▶ _Exercise details_
Copy out each line of the entries below in which the string "memo" appears.

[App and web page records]

·····

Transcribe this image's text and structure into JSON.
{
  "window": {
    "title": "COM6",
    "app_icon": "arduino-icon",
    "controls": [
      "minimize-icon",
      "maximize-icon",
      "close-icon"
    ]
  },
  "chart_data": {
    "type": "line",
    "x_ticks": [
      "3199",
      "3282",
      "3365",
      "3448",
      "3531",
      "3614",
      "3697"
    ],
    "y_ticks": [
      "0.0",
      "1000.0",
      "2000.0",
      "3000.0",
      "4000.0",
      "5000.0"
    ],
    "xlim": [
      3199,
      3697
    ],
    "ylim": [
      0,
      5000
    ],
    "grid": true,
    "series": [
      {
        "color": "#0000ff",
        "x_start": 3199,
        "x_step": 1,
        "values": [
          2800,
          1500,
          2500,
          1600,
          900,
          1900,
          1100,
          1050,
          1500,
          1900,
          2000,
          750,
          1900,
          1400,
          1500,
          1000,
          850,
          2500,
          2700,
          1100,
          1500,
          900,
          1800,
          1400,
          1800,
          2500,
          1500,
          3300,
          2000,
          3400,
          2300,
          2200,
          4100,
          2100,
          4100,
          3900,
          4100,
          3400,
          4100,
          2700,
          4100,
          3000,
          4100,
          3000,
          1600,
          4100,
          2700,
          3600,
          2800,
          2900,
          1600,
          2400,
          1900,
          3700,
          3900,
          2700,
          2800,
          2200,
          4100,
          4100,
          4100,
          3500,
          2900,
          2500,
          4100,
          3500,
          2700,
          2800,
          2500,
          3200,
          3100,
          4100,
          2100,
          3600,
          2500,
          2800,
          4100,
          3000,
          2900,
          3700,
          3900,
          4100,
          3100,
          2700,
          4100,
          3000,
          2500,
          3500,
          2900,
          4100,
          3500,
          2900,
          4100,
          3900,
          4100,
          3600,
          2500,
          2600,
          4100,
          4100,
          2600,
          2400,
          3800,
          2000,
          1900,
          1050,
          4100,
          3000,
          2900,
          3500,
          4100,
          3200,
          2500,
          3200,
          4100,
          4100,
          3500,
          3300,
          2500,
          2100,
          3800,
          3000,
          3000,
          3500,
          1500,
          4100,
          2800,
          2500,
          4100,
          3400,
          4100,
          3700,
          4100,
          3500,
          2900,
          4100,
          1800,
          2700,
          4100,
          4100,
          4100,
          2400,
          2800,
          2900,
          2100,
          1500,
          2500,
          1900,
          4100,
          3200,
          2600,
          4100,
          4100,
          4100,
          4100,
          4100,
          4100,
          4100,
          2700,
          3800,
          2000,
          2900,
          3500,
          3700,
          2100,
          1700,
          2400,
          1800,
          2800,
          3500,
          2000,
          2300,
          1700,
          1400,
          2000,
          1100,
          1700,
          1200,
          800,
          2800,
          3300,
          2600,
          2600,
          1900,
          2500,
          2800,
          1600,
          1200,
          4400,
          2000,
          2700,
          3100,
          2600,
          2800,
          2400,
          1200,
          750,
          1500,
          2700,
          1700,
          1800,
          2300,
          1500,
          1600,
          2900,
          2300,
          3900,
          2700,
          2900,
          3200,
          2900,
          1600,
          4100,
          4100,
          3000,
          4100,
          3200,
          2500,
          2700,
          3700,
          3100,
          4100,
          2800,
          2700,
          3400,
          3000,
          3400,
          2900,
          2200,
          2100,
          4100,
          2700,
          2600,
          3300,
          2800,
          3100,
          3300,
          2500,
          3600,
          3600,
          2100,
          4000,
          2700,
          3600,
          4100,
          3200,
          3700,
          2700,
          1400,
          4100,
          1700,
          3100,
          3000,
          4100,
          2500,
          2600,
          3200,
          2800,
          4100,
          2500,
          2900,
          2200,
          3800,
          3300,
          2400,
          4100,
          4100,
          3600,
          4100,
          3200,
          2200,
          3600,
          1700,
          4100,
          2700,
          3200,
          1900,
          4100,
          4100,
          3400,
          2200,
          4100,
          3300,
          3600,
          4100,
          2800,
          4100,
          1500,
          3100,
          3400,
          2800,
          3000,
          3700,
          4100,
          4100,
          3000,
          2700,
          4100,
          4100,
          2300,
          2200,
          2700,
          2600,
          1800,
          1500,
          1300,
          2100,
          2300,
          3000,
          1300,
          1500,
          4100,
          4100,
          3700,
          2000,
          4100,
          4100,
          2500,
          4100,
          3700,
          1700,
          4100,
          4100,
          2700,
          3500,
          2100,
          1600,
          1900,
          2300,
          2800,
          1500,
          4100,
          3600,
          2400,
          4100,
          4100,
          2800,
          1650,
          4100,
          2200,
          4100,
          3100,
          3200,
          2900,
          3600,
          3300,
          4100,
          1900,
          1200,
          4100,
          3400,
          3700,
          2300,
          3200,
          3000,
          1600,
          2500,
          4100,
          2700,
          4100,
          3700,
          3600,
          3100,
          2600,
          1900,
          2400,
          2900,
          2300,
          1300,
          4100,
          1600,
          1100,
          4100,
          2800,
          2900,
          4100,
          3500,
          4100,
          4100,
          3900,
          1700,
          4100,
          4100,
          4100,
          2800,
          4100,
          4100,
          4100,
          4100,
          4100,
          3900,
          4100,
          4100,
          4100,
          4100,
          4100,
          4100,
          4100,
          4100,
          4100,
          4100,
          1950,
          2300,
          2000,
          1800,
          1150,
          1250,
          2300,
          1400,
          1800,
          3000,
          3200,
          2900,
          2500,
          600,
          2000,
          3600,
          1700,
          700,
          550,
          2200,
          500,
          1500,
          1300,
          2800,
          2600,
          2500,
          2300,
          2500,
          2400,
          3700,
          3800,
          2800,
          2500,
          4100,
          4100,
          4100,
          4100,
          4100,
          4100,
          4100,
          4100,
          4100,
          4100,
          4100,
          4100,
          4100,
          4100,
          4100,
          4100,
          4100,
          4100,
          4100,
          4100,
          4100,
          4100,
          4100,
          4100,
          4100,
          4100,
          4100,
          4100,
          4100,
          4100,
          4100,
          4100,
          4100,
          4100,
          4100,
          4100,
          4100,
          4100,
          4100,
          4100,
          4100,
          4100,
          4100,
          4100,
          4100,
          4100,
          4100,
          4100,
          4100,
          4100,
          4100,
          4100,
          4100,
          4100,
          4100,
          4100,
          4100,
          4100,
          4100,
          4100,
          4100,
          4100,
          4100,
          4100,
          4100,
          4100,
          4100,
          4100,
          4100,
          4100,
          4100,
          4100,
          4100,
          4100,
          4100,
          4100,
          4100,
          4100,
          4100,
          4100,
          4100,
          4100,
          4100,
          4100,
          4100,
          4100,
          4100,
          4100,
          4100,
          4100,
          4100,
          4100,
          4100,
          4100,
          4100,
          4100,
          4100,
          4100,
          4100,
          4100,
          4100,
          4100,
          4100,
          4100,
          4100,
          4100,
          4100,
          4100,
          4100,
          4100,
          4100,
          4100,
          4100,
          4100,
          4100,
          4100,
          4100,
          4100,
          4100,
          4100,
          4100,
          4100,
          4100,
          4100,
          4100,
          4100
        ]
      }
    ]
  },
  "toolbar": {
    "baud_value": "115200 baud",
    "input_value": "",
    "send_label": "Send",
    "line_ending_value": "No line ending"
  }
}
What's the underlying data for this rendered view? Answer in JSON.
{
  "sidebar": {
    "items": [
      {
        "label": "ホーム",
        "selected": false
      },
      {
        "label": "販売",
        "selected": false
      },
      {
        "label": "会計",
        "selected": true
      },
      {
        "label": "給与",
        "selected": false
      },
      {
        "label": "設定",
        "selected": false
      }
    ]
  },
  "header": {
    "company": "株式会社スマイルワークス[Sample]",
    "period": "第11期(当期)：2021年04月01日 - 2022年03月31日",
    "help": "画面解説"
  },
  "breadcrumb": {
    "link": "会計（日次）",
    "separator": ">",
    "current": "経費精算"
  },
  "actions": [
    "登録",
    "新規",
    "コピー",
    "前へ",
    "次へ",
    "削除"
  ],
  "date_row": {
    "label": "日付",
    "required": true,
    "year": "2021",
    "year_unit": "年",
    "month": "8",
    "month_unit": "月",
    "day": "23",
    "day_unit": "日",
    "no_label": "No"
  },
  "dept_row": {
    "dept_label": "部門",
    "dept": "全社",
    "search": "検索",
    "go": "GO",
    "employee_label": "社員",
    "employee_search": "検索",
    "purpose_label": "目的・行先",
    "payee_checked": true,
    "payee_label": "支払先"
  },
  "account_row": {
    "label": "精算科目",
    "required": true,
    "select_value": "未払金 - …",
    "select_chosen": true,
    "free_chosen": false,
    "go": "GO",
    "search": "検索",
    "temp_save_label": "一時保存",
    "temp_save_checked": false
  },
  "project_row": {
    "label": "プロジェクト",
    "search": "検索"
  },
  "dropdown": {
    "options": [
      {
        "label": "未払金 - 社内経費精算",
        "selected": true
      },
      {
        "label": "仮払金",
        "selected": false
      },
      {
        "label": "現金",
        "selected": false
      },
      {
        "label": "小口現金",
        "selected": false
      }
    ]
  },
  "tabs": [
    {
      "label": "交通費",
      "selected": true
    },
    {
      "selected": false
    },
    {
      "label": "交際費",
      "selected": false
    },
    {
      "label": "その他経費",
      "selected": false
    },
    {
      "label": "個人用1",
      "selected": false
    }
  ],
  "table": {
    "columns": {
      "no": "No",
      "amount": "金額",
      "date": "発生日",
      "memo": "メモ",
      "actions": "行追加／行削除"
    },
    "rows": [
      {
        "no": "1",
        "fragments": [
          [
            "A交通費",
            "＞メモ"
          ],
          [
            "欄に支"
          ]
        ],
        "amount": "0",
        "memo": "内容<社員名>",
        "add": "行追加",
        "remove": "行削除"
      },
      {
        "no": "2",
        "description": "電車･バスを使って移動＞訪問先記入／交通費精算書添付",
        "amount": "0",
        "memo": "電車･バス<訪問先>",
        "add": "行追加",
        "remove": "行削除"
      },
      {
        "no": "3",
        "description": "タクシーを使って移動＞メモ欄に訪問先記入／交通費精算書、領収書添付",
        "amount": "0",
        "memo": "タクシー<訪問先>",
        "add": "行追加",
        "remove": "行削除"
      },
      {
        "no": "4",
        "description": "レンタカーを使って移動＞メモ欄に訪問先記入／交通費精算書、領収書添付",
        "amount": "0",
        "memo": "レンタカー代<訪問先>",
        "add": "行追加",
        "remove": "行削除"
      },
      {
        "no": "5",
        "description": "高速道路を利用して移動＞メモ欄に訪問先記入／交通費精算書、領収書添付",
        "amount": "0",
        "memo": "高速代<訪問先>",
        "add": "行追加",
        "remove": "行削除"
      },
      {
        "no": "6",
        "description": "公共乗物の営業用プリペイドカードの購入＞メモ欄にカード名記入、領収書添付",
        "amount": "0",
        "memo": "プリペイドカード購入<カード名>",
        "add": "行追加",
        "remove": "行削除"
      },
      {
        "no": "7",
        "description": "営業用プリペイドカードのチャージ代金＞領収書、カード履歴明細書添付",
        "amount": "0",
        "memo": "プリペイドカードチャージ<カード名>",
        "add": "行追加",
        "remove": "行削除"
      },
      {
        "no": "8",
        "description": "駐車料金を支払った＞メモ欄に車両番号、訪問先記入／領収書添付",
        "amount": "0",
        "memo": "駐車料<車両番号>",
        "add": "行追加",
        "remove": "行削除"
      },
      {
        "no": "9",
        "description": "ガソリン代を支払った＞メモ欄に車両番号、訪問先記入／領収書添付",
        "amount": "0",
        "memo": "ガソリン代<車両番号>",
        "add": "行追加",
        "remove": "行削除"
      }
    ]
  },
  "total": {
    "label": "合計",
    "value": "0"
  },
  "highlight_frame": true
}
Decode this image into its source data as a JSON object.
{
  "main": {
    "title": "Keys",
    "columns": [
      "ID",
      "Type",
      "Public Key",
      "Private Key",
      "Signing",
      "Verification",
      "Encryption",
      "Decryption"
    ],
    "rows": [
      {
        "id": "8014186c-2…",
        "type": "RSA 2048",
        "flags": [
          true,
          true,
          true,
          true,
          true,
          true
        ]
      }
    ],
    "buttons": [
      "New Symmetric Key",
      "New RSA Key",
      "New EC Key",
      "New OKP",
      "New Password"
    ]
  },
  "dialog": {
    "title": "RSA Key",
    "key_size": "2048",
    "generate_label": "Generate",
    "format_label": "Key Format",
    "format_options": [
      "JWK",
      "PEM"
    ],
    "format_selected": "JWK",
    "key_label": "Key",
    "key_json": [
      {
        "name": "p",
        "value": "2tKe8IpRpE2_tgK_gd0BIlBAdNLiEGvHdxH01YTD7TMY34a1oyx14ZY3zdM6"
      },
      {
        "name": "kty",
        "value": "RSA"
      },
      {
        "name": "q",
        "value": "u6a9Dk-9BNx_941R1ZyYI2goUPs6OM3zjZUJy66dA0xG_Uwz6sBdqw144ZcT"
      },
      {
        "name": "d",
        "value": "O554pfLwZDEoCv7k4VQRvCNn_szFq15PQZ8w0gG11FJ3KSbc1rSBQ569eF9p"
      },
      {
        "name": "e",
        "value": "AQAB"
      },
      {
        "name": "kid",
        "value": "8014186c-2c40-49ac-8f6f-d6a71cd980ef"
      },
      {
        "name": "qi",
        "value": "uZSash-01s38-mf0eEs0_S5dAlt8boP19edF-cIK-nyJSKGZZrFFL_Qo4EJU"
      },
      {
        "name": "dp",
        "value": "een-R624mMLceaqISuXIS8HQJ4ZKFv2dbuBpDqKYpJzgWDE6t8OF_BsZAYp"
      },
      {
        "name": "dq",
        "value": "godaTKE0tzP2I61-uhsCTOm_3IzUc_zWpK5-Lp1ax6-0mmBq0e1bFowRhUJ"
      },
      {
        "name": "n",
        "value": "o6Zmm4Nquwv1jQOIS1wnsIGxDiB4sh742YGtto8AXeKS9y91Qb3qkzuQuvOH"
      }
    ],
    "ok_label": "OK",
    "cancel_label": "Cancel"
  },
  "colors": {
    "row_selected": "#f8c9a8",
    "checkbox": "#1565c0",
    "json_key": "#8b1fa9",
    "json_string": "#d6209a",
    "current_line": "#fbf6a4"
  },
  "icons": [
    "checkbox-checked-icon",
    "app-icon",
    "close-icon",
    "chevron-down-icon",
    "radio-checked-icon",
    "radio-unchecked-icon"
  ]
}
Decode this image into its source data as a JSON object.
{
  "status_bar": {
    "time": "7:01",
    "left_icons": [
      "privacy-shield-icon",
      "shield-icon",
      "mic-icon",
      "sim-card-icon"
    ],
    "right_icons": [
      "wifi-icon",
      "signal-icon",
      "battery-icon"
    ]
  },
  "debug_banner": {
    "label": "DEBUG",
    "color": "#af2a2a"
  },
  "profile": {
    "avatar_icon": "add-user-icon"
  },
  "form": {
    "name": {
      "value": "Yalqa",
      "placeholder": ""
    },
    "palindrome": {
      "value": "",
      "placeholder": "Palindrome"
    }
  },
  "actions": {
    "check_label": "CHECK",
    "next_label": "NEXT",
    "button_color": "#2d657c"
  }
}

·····

▶ _Response box_
      "memo": "メモ",
        "memo": "内容<社員名>",
        "memo": "電車･バス<訪問先>",
        "memo": "タクシー<訪問先>",
        "memo": "レンタカー代<訪問先>",
        "memo": "高速代<訪問先>",
        "memo": "プリペイドカード購入<カード名>",
        "memo": "プリペイドカードチャージ<カード名>",
        "memo": "駐車料<車両番号>",
        "memo": "ガソリン代<車両番号>",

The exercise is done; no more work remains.